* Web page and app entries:
■ ■ ■

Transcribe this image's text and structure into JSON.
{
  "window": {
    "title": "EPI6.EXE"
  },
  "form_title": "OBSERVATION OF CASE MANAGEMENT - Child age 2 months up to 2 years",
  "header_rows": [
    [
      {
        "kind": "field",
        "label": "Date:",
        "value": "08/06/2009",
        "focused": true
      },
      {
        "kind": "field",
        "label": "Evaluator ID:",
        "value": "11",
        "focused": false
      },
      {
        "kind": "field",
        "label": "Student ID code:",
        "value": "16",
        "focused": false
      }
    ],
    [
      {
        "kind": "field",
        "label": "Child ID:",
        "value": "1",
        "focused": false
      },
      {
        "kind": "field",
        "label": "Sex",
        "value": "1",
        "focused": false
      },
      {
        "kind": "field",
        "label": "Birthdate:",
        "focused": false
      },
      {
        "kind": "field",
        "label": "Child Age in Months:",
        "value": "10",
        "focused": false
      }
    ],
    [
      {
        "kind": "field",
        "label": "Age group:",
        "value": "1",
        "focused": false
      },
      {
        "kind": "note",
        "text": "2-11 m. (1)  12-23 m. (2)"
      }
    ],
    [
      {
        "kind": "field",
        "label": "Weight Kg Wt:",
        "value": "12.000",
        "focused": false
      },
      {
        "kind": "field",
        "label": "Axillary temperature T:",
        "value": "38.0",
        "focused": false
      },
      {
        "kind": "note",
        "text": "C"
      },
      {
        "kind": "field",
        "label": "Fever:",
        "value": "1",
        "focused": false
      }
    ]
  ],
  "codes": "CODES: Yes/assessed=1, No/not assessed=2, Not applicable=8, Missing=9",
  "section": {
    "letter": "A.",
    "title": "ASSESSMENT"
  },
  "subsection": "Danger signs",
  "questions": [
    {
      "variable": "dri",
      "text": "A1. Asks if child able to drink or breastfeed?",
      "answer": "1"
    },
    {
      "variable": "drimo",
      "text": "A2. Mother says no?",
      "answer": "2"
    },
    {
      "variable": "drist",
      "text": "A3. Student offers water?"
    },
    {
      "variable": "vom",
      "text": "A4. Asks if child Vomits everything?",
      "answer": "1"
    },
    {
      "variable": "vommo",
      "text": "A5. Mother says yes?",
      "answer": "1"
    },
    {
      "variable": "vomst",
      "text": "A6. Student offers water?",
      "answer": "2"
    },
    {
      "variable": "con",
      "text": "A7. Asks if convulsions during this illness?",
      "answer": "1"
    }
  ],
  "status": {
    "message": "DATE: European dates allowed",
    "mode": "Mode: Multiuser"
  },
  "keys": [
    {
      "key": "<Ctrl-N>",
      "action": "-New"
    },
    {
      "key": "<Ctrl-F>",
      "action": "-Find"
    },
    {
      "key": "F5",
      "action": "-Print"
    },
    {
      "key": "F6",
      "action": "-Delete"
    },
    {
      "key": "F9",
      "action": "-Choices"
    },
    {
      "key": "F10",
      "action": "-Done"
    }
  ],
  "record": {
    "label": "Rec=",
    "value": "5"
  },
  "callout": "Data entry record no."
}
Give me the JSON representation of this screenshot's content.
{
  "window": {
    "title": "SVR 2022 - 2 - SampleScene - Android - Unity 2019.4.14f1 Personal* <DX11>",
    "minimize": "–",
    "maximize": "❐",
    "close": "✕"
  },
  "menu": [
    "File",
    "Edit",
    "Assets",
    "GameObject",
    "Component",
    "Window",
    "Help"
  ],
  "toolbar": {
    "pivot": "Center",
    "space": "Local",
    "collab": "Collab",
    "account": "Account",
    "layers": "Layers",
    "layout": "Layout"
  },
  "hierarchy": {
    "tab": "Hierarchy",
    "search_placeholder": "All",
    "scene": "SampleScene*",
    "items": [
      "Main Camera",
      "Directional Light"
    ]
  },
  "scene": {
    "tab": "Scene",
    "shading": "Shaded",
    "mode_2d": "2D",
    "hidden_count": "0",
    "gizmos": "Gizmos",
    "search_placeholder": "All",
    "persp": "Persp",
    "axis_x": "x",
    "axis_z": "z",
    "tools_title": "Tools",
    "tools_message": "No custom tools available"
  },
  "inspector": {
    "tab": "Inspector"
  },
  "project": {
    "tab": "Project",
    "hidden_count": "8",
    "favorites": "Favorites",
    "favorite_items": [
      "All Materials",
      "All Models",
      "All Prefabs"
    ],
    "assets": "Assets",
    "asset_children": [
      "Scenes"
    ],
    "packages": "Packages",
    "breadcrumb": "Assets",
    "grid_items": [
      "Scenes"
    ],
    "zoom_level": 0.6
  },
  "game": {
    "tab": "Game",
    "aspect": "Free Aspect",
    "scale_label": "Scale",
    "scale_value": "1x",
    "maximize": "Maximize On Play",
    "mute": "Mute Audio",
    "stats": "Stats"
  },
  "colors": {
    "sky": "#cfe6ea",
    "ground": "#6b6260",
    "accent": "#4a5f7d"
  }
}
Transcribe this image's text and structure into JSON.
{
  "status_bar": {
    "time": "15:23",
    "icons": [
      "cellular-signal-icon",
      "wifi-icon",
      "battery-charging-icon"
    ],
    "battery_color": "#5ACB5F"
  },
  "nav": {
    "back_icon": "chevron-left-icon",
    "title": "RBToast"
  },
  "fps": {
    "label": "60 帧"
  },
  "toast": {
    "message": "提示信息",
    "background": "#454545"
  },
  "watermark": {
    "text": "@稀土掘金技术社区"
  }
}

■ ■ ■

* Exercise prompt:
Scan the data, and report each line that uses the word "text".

* Output of the exercise:
Transcribe this image's text and structure into JSON.
        "text": "2-11 m. (1)  12-23 m. (2)"
        "text": "C"
      "text": "A1. Asks if child able to drink or breastfeed?",
      "text": "A2. Mother says no?",
      "text": "A3. Student offers water?"
      "text": "A4. Asks if child Vomits everything?",
      "text": "A5. Mother says yes?",
      "text": "A6. Student offers water?",
      "text": "A7. Asks if convulsions during this illness?",
Transcribe this image's text and structure into JSON.
    "text": "@稀土掘金技术社区"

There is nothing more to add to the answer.